The British Secretary of State for Foreign Affairs, Sir Philip Ramon, is being threatened with death by the ‘Four Just Men’ (as they sign themselves) for attempting to pass the ‘Aliens Extradition (Political Offences) Bill’, which would remove protection from extradition for foreign nationals living in exile in the UK. To stop him the FJM plainly state that on a certain date and by a certain time he will be dead if he doesn’t withdraw the Bill, in effect seeking to hold the whole government to ransom. The book does have a traditional detective, Superintendent Falmouth, but the interesting thing here is that we are much more concerned with the FJM, who are presented as honourable and decent men driven to murder by the direst social and political necessity. And yet by any definition these men are terrorists, bringing a surprisingly contemporary dimension in its somewhat equivocal approach to traditional morality and certainly lifting this mystery above the norm. The entire novel is built around a (it was hoped) unguessable murder method and Wallace very cannily matches the hubbub he hoped to generate with the publicity for the book with that within the story itself, in which the British public, stoked by coverage in the tabloid the ‘Daily Megaphone’, eagerly awaits to see if the FJM will be able to carry out their terrible crime. In effect Wallace created a story in which the contest to outguess the author is also part of the narrative.
“This room is anarchist-proof …”
Wallace does eventually have someone die in a hermetically sealed room and the method is ingenious, though I dare say that practised fans of the genre may well guess it before the book’s closing pages. But even if you figure out the murder method, what you might find of interest is the ambivalence with which it presents its protagonists, though one’s opinion might slip once they kill an otherwise innocent pickpocket who happened to be in the wrong place at the wrong time. To a certain extent this tends to reflect Wallace’s background in sensational news stories, more interested in grabbing readers with a bold idea than the underlying detail or creating genuine empathy with any of the characters.
Wallace had to sell the rights cheap when he went bankrupt but there were several sequels over the years. The entire series is made up of:
- Four Just Men (1905)
- The Council of Justice (1908)
- The Just Men of Cordova (1917)
- The Law of the Four Just Men (1921)
- The Three Just Men (1926)
- Again the Three (1928)
The entire series of books can be downloaded as part of the Gutenberg Project.

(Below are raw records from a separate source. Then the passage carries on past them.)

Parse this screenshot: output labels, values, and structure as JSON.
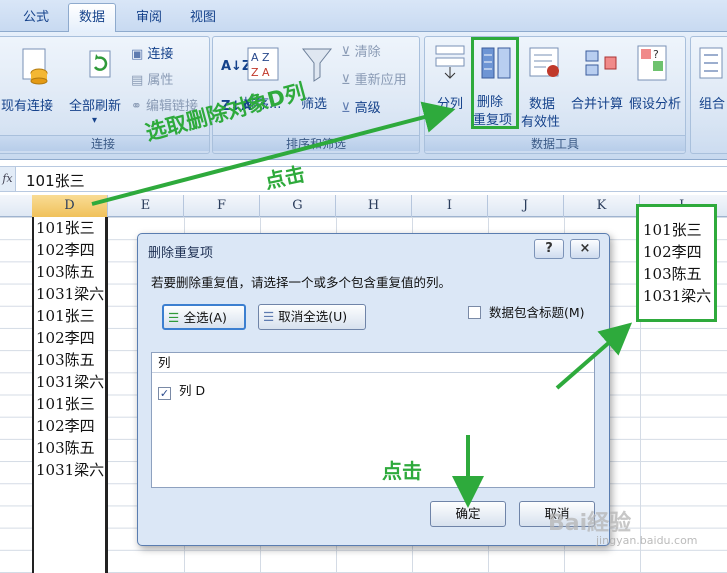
{
  "ribbon_tabs": [
    "公式",
    "数据",
    "审阅",
    "视图"
  ],
  "active_tab": "数据",
  "ribbon": {
    "connections_group": {
      "existing": "现有连接",
      "refresh_all": "全部刷新",
      "connections": "连接",
      "properties": "属性",
      "edit_links": "编辑链接",
      "label": "连接"
    },
    "sort_filter_group": {
      "sort": "排序...",
      "filter": "筛选",
      "clear": "清除",
      "reapply": "重新应用",
      "advanced": "高级",
      "label": "排序和筛选"
    },
    "data_tools_group": {
      "text_to_columns": "分列",
      "remove_duplicates_line1": "删除",
      "remove_duplicates_line2": "重复项",
      "validation_line1": "数据",
      "validation_line2": "有效性",
      "consolidate": "合并计算",
      "what_if": "假设分析",
      "label": "数据工具"
    },
    "outline_group": {
      "group": "组合"
    }
  },
  "formula_bar": {
    "fx": "fx",
    "value": "101张三"
  },
  "columns": [
    "D",
    "E",
    "F",
    "G",
    "H",
    "I",
    "J",
    "K",
    "L"
  ],
  "selected_column": "D",
  "column_d_values": [
    "101张三",
    "102李四",
    "103陈五",
    "1031梁六",
    "101张三",
    "102李四",
    "103陈五",
    "1031梁六",
    "101张三",
    "102李四",
    "103陈五",
    "1031梁六"
  ],
  "column_l_values": [
    "101张三",
    "102李四",
    "103陈五",
    "1031梁六"
  ],
  "dialog": {
    "title": "删除重复项",
    "help": "?",
    "close": "×",
    "description": "若要删除重复值，请选择一个或多个包含重复值的列。",
    "select_all": "全选(A)",
    "unselect_all": "取消全选(U)",
    "has_headers": "数据包含标题(M)",
    "has_headers_checked": false,
    "list_header": "列",
    "list_item": "列 D",
    "list_item_checked": true,
    "ok": "确定",
    "cancel": "取消"
  },
  "annotations": {
    "select_target": "选取删除对象D列",
    "click_1": "点击",
    "click_2": "点击",
    "color": "#2eaa3c"
  },
  "watermark": {
    "brand": "Bai経验",
    "sub": "jingyan.baidu.com"
  }
}
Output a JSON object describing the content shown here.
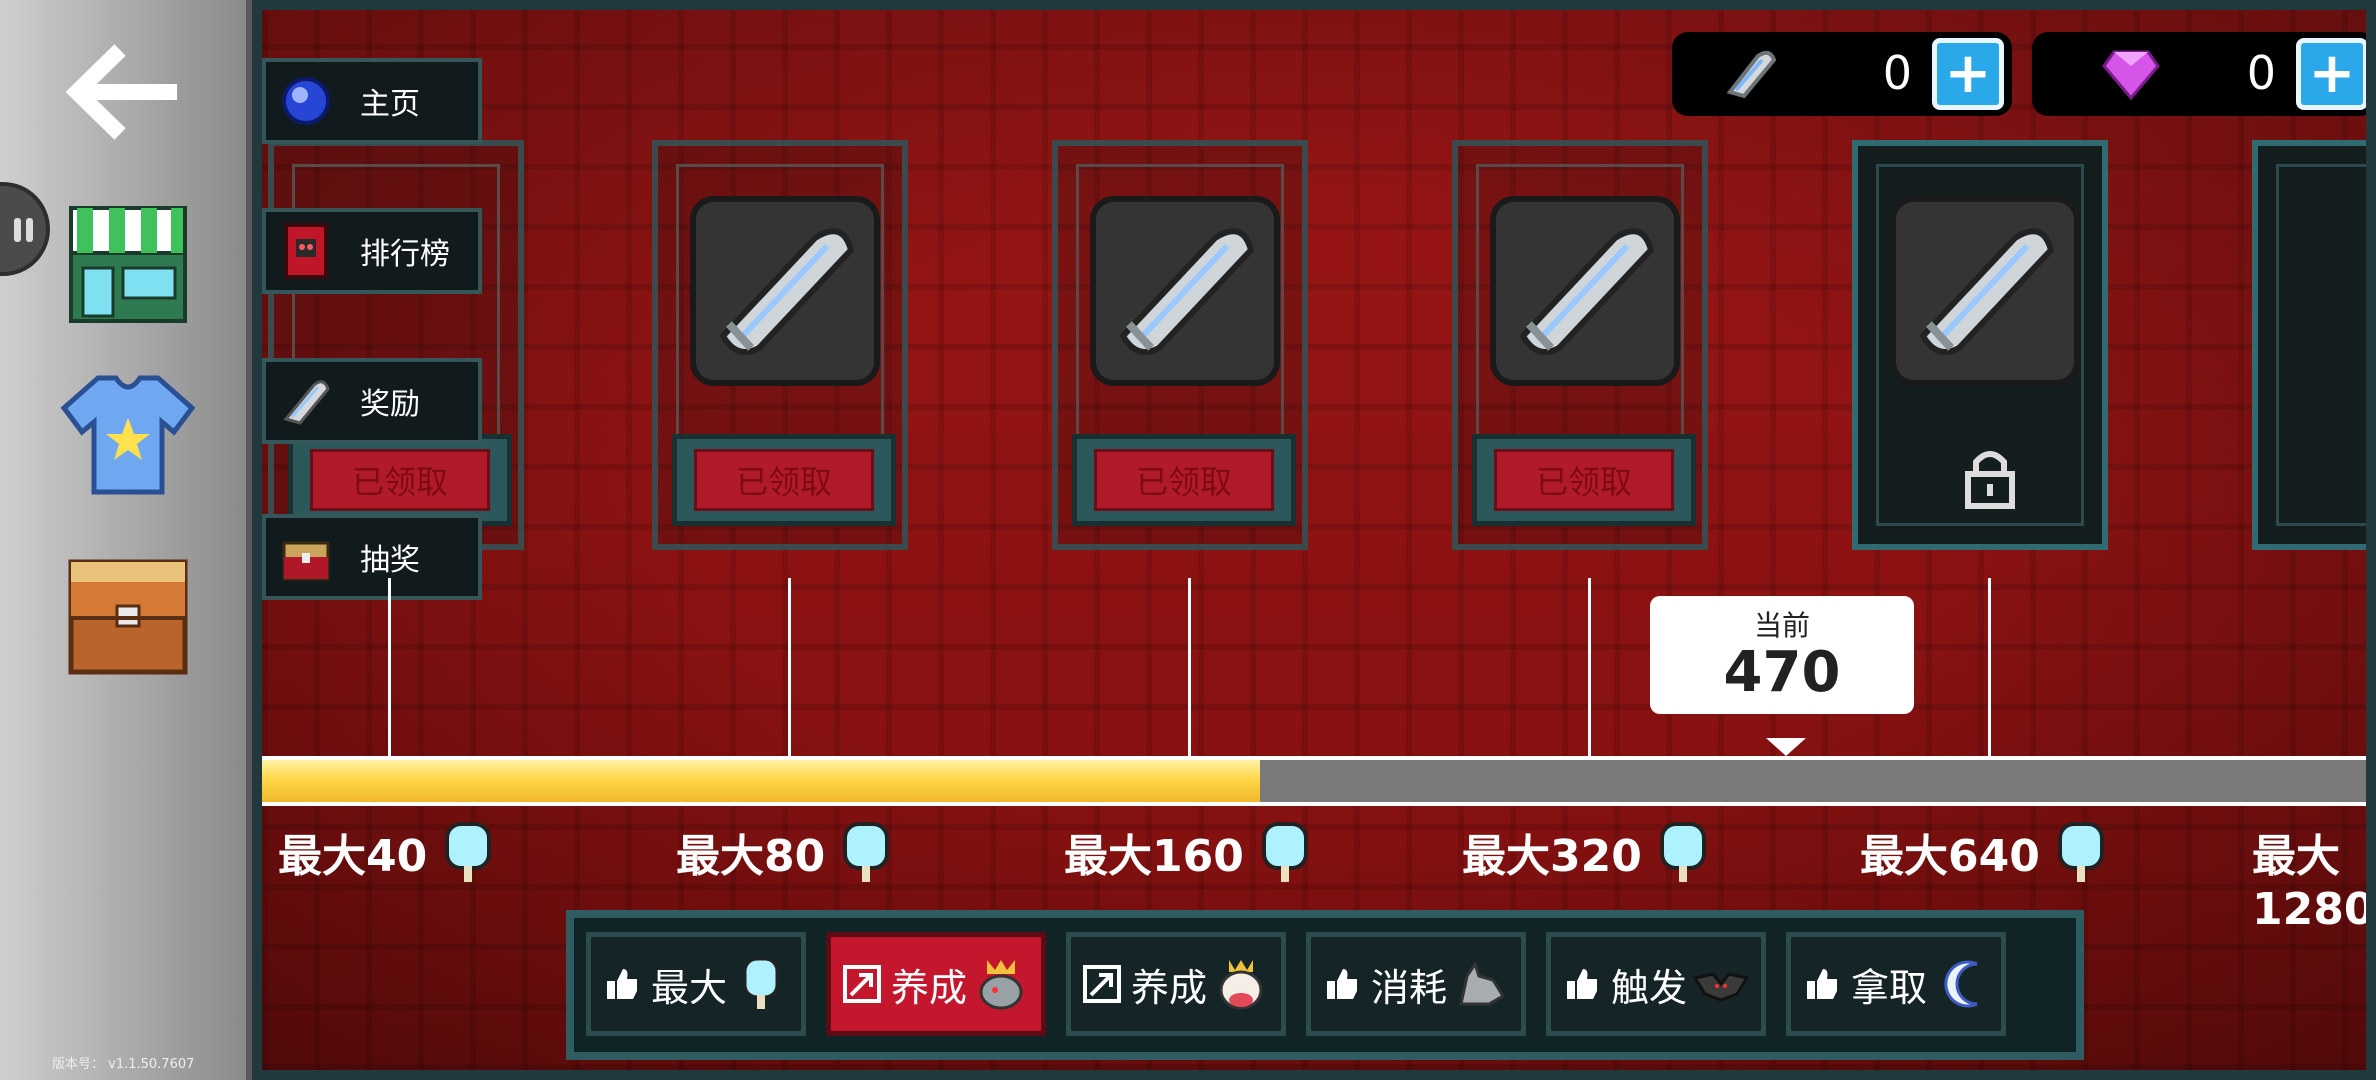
{
  "version_text": "版本号： v1.1.50.7607",
  "currency": {
    "ammo_amount": "0",
    "gem_amount": "0",
    "plus_symbol": "+"
  },
  "menu": [
    {
      "label": "主页",
      "icon": "blue-orb-icon"
    },
    {
      "label": "排行榜",
      "icon": "red-banner-icon"
    },
    {
      "label": "奖励",
      "icon": "bullet-icon"
    },
    {
      "label": "抽奖",
      "icon": "treasure-chest-icon"
    }
  ],
  "cards": [
    {
      "status": "已领取",
      "icon": "bullet-icon"
    },
    {
      "status": "已领取",
      "icon": "bullet-icon"
    },
    {
      "status": "已领取",
      "icon": "bullet-icon"
    },
    {
      "status": "已领取",
      "icon": "bullet-icon"
    },
    {
      "status": "",
      "icon": "lock-icon"
    }
  ],
  "progress": {
    "current_label": "当前",
    "current_value": "470",
    "fill_fraction": 0.47,
    "milestones": [
      "最大40",
      "最大80",
      "最大160",
      "最大320",
      "最大640",
      "最大1280"
    ]
  },
  "filters": [
    {
      "label": "最大",
      "icon": "popsicle-icon",
      "active": false
    },
    {
      "label": "养成",
      "icon": "wolf-king-icon",
      "active": true
    },
    {
      "label": "养成",
      "icon": "cow-icon",
      "active": false
    },
    {
      "label": "消耗",
      "icon": "wolf-icon",
      "active": false
    },
    {
      "label": "触发",
      "icon": "bat-icon",
      "active": false
    },
    {
      "label": "拿取",
      "icon": "crescent-moon-icon",
      "active": false
    }
  ],
  "colors": {
    "background_red": "#8c1212",
    "frame_teal": "#2e5c60",
    "progress_gold": "#ffd84a",
    "active_tab": "#c4162d",
    "plus_blue": "#2aa8ea"
  }
}
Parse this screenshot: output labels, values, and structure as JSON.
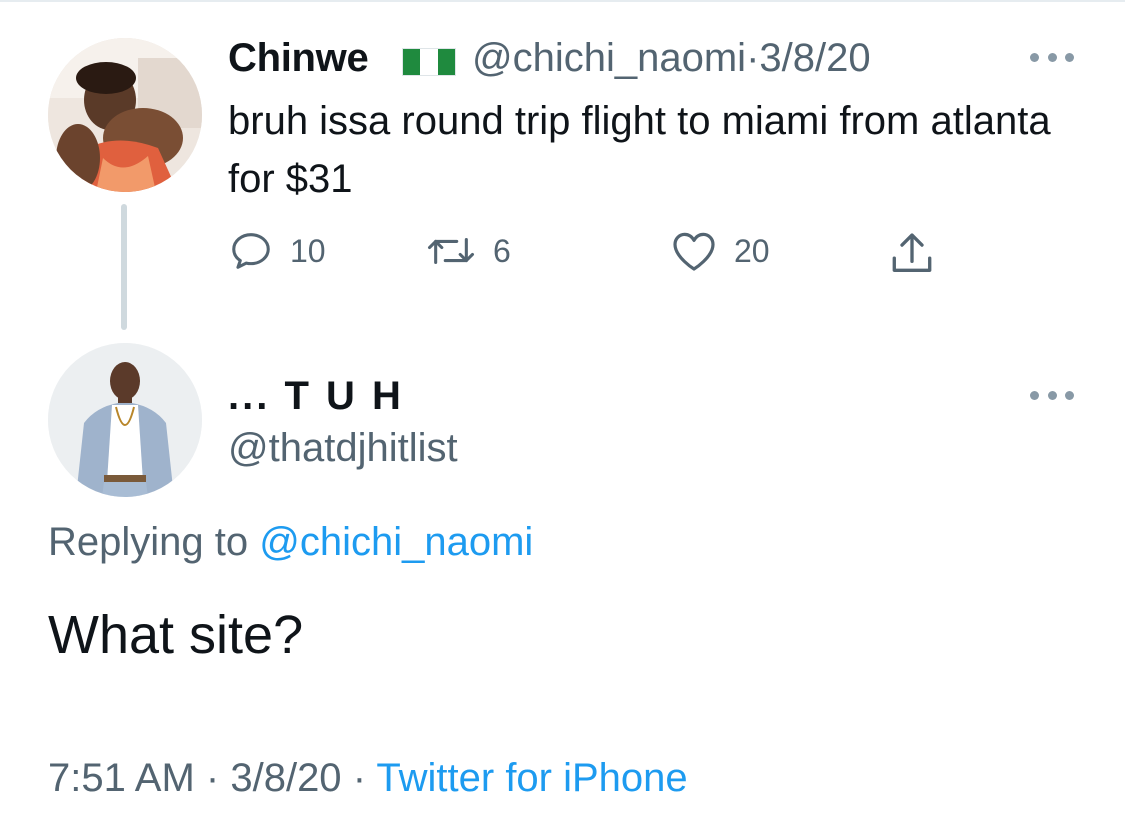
{
  "colors": {
    "text": "#0f1419",
    "secondary": "#536471",
    "link": "#1d9bf0",
    "thread_line": "#cfd9de",
    "icon": "#536471"
  },
  "parent_tweet": {
    "display_name": "Chinwe",
    "flag_icon": "nigeria-flag-icon",
    "handle": "@chichi_naomi",
    "separator": "·",
    "date": "3/8/20",
    "text": "bruh issa round trip flight to miami from atlanta for $31",
    "actions": {
      "replies": "10",
      "retweets": "6",
      "likes": "20"
    }
  },
  "reply_tweet": {
    "display_name": "... T U H",
    "handle": "@thatdjhitlist",
    "replying_prefix": "Replying to",
    "replying_to": "@chichi_naomi",
    "text": "What site?",
    "time": "7:51 AM",
    "separator": "·",
    "date": "3/8/20",
    "client": "Twitter for iPhone"
  }
}
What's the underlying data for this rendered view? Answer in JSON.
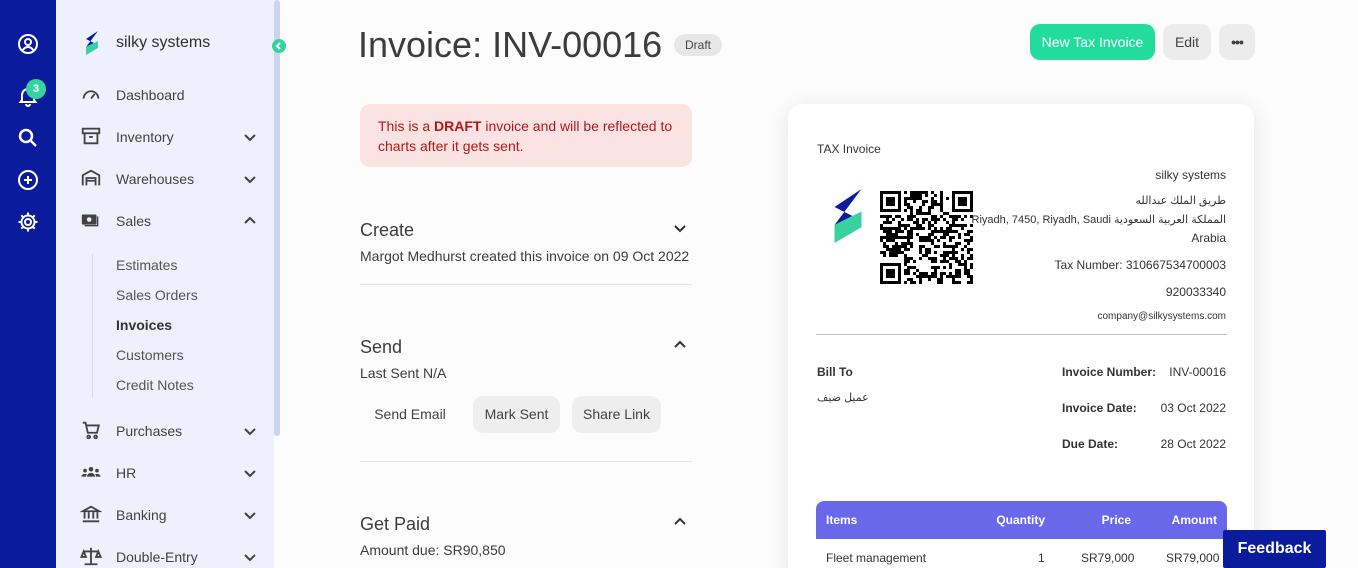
{
  "rail": {
    "notification_count": "3",
    "icons": [
      "user-circle-icon",
      "bell-icon",
      "search-icon",
      "plus-circle-icon",
      "gear-icon"
    ]
  },
  "sidebar": {
    "brand": "silky systems",
    "items": [
      {
        "label": "Dashboard",
        "icon": "gauge-icon"
      },
      {
        "label": "Inventory",
        "icon": "archive-icon"
      },
      {
        "label": "Warehouses",
        "icon": "warehouse-icon"
      },
      {
        "label": "Sales",
        "icon": "money-icon"
      },
      {
        "label": "Purchases",
        "icon": "cart-icon"
      },
      {
        "label": "HR",
        "icon": "people-icon"
      },
      {
        "label": "Banking",
        "icon": "bank-icon"
      },
      {
        "label": "Double-Entry",
        "icon": "scale-icon"
      }
    ],
    "sales_subitems": [
      "Estimates",
      "Sales Orders",
      "Invoices",
      "Customers",
      "Credit Notes"
    ]
  },
  "header": {
    "title": "Invoice: INV-00016",
    "status": "Draft",
    "new_tax_invoice": "New Tax Invoice",
    "edit": "Edit",
    "more": "•••"
  },
  "alert": {
    "prefix": "This is a ",
    "strong": "DRAFT",
    "suffix": " invoice and will be reflected to charts after it gets sent."
  },
  "sections": {
    "create_title": "Create",
    "create_text": "Margot Medhurst created this invoice on 09 Oct 2022",
    "send_title": "Send",
    "send_text": "Last Sent N/A",
    "send_email": "Send Email",
    "mark_sent": "Mark Sent",
    "share_link": "Share Link",
    "paid_title": "Get Paid",
    "paid_text": "Amount due: SR90,850"
  },
  "invoice": {
    "doc_type": "TAX Invoice",
    "company": "silky systems",
    "address_line1": "طريق الملك عبدالله",
    "address_line2": "Riyadh, 7450, Riyadh, Saudi المملكة العربية السعودية",
    "address_line3": "Arabia",
    "tax_number": "Tax Number: 310667534700003",
    "phone": "920033340",
    "email": "company@silkysystems.com",
    "bill_to_label": "Bill To",
    "bill_to_value": "عميل ضيف",
    "invoice_number_label": "Invoice Number:",
    "invoice_number": "INV-00016",
    "invoice_date_label": "Invoice Date:",
    "invoice_date": "03 Oct 2022",
    "due_date_label": "Due Date:",
    "due_date": "28 Oct 2022",
    "columns": {
      "items": "Items",
      "quantity": "Quantity",
      "price": "Price",
      "amount": "Amount"
    },
    "row": {
      "item": "Fleet management",
      "quantity": "1",
      "price": "SR79,000",
      "amount": "SR79,000"
    }
  },
  "feedback": "Feedback",
  "colors": {
    "rail": "#0a1c9c",
    "accent": "#22dc9d",
    "items_header": "#6868e9",
    "alert_bg": "#fbe3e3",
    "alert_text": "#b21818"
  }
}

The novel has been adapted for the screen on several occasions. The first was in 1921 and is, by all accounts, very faithful to the original, with all the major characters represented though the script by director George Ridgewell does change the FJM’s target into a villainous factory owner, so making them more obviously heroic. The novel was later turned into a half-hour TV show in the late 1950s with the leads played by Jack Hawkins, Richard Conte, Dan Dailey and Vittorio De Sica as globe-trotting righters of wrongs, each episode featuring one of the leads in turn – you can view some of them online here. Much more entertaining though is the 1939 version (released in the US as The Secret Four) made at Ealing Studios by director Walter Forde, an expert in light thrillers and I’ll be reviewing it in 10 days time. For more about this book, make sure you read Patrick’s review on his blog, At the Scene of the Crime, as well as David L. Vineyard’s overview at Mystery File. as well as Steven Fielding’s in-depth analysis at Ballots & Bullets.